Life is a series of misconceptions.
When we are kids, this is more direct: the belief in a magical fairy who creeps into our bedrooms as we sleep to take our old canines and slip a couple dollars under our pillow; a 6-foot tall rabbit, who hops around laying chocolate eggs and leaving baskets of candy and fake plastic grass, wrapped in cellophane and a giant pink bow; an elf who flies from the family room curtain rod to the bookcase in the den at nighttime, surveying our behavior in December in order to report it to the big guy.
Okay, perhaps these are less misconceptions, more like lies.
But, as kids, we also have misconceptions about the people we are surrounded by. That our parents are always perfect. That everything will always turn out okay in the end. As a parent now, I have first-hand knowledge that the former is not true. Not even a little bit true. I am admittedly flawed, yet I try to live up to the conceptions that my children have of me.

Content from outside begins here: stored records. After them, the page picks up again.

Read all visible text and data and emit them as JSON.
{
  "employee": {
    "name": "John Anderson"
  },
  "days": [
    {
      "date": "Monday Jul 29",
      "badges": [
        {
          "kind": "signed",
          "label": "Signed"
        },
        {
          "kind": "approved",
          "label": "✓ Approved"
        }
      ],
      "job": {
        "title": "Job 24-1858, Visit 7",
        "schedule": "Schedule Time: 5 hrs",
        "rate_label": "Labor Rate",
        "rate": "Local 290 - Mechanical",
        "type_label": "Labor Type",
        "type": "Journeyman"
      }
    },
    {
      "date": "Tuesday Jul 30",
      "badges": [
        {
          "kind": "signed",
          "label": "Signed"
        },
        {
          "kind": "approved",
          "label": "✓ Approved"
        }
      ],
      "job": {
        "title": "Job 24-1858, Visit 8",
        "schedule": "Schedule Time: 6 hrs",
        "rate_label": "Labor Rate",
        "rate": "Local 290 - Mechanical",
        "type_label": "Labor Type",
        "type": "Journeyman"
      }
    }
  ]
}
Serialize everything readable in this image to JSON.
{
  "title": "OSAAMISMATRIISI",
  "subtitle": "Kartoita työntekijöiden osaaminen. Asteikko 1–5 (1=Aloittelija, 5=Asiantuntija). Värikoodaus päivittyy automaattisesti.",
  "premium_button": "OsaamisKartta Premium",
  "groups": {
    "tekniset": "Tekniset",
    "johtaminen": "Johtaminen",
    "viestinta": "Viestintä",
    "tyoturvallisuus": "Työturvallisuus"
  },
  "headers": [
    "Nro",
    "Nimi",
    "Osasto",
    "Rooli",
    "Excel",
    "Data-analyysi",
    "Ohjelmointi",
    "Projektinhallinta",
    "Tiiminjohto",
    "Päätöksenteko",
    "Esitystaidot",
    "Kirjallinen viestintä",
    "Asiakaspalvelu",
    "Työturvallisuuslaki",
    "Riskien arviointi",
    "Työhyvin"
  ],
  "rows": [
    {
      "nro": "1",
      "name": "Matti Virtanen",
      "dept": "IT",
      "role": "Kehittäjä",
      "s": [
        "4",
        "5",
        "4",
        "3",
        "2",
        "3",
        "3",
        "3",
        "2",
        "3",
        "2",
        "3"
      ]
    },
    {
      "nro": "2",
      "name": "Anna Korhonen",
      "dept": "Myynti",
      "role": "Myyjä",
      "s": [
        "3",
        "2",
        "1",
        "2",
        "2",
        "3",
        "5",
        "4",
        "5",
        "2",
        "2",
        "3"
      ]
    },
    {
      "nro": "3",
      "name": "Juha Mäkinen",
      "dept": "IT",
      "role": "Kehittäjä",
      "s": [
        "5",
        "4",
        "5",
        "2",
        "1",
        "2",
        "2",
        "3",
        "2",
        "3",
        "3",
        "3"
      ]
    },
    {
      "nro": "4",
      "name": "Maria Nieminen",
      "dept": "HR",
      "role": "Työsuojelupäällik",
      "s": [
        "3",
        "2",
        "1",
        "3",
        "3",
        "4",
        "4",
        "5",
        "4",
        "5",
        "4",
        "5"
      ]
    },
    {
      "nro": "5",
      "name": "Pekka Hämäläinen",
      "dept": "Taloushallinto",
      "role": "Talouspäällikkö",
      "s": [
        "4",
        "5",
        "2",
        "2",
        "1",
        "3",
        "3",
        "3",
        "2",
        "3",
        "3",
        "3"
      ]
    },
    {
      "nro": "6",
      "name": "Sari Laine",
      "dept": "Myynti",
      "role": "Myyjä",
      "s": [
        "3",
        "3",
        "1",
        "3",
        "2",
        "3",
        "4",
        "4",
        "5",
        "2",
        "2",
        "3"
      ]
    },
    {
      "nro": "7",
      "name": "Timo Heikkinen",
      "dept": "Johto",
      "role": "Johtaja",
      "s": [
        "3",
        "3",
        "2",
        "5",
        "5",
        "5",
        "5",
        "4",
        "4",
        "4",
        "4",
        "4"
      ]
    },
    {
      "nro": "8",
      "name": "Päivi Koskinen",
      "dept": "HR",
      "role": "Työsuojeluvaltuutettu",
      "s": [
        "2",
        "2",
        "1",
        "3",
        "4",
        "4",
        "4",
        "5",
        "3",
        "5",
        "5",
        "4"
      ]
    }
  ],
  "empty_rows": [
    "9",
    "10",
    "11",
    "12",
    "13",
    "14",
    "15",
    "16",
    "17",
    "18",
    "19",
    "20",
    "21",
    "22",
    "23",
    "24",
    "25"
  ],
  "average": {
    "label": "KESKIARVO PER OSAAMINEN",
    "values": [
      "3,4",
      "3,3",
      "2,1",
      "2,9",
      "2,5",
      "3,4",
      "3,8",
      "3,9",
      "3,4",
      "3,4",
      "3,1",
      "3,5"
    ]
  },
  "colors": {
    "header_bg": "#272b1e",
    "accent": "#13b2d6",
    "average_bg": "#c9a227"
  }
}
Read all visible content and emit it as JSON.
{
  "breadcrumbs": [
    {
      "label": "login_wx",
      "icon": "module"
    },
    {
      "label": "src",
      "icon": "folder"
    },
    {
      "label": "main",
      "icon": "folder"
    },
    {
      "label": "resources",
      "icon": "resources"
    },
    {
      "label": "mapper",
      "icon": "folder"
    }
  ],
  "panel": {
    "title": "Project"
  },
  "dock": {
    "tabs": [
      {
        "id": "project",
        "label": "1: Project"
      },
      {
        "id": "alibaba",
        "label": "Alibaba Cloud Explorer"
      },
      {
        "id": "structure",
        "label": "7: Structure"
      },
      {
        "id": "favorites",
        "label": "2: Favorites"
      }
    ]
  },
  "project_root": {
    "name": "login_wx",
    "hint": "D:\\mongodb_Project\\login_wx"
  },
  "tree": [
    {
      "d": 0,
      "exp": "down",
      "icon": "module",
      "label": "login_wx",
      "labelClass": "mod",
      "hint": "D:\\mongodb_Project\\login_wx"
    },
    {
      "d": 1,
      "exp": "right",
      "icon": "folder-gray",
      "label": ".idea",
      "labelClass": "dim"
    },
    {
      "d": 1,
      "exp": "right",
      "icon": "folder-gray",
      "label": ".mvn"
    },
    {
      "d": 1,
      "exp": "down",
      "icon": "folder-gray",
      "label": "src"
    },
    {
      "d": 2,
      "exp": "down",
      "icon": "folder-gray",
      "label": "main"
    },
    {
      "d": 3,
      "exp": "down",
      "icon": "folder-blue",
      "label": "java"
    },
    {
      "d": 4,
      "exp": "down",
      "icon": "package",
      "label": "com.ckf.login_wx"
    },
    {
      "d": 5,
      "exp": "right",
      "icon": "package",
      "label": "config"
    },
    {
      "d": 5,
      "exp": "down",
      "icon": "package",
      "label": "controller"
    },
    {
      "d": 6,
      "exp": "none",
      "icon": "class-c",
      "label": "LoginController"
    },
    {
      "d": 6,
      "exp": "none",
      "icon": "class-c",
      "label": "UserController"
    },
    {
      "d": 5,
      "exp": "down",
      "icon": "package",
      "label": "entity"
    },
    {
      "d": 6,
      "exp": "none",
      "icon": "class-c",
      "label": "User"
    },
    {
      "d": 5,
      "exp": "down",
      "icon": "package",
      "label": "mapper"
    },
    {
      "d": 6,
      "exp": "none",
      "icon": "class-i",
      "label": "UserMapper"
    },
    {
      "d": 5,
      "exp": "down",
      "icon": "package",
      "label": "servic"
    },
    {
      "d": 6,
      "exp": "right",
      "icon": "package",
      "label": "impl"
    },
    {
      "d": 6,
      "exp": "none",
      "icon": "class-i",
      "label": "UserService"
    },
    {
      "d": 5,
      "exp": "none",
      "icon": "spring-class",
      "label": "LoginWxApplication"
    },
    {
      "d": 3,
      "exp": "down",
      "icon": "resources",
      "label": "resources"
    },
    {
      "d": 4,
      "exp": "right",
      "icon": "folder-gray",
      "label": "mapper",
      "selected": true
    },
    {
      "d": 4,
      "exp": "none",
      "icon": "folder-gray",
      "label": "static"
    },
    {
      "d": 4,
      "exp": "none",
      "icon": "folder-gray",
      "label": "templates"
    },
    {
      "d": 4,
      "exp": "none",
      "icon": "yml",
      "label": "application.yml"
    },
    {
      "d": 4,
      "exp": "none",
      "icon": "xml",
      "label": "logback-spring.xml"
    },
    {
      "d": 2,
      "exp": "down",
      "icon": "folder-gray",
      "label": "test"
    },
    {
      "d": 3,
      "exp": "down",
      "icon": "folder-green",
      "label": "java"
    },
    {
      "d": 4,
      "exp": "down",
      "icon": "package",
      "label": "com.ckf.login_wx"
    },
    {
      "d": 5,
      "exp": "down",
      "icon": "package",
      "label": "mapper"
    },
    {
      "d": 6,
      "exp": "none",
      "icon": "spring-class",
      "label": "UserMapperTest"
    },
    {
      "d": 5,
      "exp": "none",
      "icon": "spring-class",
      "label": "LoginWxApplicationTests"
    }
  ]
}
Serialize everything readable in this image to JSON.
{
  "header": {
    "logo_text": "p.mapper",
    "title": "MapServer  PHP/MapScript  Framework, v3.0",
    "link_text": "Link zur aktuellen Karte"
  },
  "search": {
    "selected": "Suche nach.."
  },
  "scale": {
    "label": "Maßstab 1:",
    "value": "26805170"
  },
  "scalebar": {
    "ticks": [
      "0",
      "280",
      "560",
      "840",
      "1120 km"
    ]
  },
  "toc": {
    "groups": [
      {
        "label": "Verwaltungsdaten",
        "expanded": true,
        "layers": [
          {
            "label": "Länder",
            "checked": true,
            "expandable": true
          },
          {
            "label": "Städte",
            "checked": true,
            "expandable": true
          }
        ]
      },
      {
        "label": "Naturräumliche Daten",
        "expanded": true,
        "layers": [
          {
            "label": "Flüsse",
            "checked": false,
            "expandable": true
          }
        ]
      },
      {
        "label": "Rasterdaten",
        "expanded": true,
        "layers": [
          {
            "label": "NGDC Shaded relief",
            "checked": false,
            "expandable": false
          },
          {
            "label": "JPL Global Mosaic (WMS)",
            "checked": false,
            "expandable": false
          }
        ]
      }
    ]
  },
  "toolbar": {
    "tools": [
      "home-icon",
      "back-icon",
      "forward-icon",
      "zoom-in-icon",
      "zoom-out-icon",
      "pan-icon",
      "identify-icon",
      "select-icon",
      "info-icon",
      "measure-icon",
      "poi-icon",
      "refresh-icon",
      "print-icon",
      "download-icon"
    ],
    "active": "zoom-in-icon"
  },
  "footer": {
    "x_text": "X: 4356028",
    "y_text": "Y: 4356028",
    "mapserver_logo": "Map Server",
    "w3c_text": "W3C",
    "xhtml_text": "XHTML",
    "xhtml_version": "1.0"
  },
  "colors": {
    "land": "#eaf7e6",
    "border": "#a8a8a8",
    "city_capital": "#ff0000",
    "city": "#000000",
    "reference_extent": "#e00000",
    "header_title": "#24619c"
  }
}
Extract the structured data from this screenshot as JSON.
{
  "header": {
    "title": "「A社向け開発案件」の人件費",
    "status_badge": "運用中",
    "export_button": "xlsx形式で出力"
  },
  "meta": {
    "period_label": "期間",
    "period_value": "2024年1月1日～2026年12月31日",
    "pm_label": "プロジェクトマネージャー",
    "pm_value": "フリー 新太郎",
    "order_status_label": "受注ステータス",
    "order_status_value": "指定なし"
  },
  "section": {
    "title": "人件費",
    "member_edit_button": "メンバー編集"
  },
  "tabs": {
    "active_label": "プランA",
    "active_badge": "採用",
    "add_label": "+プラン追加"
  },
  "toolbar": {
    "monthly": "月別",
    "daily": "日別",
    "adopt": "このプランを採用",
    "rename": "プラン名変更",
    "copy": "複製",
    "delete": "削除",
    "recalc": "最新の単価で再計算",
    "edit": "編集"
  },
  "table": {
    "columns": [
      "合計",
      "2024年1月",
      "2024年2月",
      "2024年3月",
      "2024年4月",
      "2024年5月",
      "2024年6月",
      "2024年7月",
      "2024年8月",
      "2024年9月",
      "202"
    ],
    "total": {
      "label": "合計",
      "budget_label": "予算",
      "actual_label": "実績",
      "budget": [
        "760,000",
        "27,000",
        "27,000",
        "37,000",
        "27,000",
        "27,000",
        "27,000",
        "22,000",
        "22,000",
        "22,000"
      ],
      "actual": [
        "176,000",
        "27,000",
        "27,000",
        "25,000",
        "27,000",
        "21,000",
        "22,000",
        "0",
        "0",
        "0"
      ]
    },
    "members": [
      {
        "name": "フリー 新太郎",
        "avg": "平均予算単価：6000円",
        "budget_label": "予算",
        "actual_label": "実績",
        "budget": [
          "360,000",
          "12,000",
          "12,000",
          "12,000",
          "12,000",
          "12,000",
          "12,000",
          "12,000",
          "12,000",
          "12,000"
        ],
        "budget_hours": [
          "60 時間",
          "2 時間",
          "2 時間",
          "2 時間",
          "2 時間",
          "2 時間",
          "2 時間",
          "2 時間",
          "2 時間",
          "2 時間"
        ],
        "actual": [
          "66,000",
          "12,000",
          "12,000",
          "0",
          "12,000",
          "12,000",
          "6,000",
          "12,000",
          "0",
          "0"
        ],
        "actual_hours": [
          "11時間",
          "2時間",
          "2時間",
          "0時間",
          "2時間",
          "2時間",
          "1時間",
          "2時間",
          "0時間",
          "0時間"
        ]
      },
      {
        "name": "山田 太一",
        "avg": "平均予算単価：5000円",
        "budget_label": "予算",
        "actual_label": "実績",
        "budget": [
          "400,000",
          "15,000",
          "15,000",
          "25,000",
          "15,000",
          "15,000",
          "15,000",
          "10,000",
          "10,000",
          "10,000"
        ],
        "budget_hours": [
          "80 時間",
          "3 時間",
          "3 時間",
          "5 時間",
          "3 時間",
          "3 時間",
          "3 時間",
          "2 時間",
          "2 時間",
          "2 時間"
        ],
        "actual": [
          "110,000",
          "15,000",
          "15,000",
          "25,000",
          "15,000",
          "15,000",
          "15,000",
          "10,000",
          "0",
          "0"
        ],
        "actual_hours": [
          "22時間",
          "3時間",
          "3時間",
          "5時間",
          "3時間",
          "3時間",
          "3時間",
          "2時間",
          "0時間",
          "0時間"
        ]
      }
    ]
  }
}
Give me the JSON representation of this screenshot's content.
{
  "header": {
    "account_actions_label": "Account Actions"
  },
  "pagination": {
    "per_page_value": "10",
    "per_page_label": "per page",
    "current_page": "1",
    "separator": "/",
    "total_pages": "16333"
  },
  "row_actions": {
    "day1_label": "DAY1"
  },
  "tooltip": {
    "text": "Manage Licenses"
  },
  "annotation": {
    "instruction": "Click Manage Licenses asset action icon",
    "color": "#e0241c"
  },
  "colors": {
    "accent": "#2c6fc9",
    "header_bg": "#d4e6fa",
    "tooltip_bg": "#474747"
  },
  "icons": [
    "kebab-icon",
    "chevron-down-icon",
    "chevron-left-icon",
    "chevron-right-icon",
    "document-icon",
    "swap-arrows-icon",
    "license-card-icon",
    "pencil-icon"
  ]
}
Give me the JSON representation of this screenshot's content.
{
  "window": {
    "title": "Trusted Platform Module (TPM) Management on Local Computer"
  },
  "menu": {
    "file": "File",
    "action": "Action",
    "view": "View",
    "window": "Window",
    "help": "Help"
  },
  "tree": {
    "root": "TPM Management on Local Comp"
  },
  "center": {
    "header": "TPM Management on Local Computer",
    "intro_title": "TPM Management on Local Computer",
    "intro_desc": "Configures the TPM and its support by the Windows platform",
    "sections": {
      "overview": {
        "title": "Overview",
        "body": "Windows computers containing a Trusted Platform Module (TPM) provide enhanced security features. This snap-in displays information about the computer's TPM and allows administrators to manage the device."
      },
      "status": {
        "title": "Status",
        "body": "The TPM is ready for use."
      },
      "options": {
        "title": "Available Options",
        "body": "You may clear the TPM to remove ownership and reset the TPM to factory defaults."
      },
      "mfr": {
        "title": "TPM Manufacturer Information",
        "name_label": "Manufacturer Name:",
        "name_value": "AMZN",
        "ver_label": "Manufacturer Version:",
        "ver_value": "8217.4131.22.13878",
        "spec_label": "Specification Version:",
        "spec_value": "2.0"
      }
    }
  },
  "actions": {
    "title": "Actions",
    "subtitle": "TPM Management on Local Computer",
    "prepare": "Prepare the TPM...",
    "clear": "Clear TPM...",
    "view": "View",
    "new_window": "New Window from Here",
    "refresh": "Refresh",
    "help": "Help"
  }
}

And, perhaps it’s a little naïve of me to think so, but hopefully everything will turn out okay in the end, or, at least, how it’s supposed to.